PROVIDENCE, R.I. — The Senate’s Obamacare repeal bill would result in reductions in federal Medicaid funding to states ranging from 27 percent to 39 percent by 2036, according to a presentation made at the National Governors Association summer meeting here.
The estimates — developed by the consulting firm Avalere Health — were presented to governors in a closed-door session with top Trump administration officials, including HHS Secretary Tom Price and CMS Administrator Seema Verma.
Fifteen states would see their federal Medicaid funding decline by more than 35 percent by 2036. They include California, Nevada, Kentucky, Washington, North Dakota, Oregon and New Mexico. States that would see reductions between 30 and 35 percent include Colorado, Arizona, Utah, Ohio, Arkansas, Pennsylvania and Tennessee, according to documents obtained by POLITICO.
Avalere also projected the effects in actual dollar amounts to states under per Medicaid capita caps between 2020 and 2036. California and New York would see the biggest declines — $535 billion and $268 billion, respectively. Texas and Pennsylvania would also see reductions upwards of $100 billion each.

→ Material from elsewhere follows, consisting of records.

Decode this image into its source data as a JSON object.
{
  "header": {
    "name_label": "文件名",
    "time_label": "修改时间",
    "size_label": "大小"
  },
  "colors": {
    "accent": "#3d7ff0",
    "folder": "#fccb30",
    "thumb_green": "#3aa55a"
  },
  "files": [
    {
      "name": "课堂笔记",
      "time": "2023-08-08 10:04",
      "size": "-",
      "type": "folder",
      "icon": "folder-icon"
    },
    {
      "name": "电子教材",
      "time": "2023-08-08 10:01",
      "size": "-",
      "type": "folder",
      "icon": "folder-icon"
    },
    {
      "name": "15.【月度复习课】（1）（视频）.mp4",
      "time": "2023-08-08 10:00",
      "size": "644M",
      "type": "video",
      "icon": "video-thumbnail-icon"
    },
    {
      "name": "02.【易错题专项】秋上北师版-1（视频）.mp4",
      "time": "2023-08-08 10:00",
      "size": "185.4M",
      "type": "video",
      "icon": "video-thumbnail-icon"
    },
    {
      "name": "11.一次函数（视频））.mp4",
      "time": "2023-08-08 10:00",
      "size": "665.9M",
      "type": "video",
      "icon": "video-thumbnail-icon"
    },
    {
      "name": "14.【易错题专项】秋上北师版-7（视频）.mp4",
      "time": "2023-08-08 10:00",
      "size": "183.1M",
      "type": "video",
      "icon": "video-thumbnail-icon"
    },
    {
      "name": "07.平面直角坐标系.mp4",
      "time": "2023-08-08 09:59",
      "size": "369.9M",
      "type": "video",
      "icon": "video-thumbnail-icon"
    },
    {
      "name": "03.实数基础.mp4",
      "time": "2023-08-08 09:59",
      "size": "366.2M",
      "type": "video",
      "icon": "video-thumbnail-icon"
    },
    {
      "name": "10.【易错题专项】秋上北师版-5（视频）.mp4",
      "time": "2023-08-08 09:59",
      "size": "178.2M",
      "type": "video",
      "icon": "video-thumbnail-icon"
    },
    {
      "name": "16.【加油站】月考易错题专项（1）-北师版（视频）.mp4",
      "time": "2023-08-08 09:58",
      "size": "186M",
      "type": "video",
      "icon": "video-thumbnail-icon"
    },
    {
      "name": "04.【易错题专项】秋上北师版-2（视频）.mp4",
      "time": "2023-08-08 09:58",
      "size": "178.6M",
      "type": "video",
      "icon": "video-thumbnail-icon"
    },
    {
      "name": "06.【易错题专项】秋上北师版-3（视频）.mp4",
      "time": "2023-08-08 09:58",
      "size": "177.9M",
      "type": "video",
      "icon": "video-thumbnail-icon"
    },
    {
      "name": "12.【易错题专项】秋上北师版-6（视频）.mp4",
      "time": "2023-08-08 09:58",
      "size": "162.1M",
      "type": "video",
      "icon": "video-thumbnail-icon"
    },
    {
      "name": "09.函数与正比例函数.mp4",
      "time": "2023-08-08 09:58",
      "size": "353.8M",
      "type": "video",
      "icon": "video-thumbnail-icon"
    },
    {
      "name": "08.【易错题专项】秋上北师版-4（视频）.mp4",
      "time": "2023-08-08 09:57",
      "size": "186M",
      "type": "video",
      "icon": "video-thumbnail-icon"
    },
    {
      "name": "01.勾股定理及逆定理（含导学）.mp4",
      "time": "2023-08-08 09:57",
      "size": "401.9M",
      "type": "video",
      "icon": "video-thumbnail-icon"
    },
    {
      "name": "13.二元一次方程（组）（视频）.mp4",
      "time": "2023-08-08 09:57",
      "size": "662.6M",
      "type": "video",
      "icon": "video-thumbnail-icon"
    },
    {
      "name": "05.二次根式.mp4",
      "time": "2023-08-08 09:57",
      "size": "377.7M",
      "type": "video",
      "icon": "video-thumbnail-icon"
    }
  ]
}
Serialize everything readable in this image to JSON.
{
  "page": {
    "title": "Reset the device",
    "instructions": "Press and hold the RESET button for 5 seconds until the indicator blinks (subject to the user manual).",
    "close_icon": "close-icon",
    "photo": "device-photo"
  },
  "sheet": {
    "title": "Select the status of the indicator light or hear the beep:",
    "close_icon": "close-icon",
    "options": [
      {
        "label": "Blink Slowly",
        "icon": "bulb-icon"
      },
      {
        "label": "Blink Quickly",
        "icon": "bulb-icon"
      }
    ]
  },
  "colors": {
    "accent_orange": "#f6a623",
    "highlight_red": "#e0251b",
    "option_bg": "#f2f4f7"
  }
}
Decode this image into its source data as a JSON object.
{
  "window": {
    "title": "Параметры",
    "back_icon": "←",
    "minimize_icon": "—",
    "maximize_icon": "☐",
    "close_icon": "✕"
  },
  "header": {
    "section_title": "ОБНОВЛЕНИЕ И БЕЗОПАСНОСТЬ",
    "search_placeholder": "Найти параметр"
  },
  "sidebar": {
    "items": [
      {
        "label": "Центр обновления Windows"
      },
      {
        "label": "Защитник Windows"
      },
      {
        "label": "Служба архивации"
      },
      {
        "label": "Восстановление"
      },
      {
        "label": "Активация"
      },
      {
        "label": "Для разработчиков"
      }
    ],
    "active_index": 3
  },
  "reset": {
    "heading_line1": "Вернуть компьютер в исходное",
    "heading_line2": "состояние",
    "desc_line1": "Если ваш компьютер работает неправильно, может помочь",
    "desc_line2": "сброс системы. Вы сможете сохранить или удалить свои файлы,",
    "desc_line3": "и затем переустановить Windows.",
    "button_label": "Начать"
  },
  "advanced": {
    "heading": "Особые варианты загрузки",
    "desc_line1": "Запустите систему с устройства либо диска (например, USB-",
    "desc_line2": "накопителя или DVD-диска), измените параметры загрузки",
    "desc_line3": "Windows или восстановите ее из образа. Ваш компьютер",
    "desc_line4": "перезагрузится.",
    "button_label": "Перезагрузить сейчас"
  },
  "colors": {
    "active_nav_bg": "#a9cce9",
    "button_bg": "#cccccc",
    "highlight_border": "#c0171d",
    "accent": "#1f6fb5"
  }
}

Under the Senate repeal bill, Medicaid would be put on a budget starting in 2020, with payments generally growing in line with medical inflation for the first few years. More strict growth rates on federal Medicaid payments would go into effect in 2025.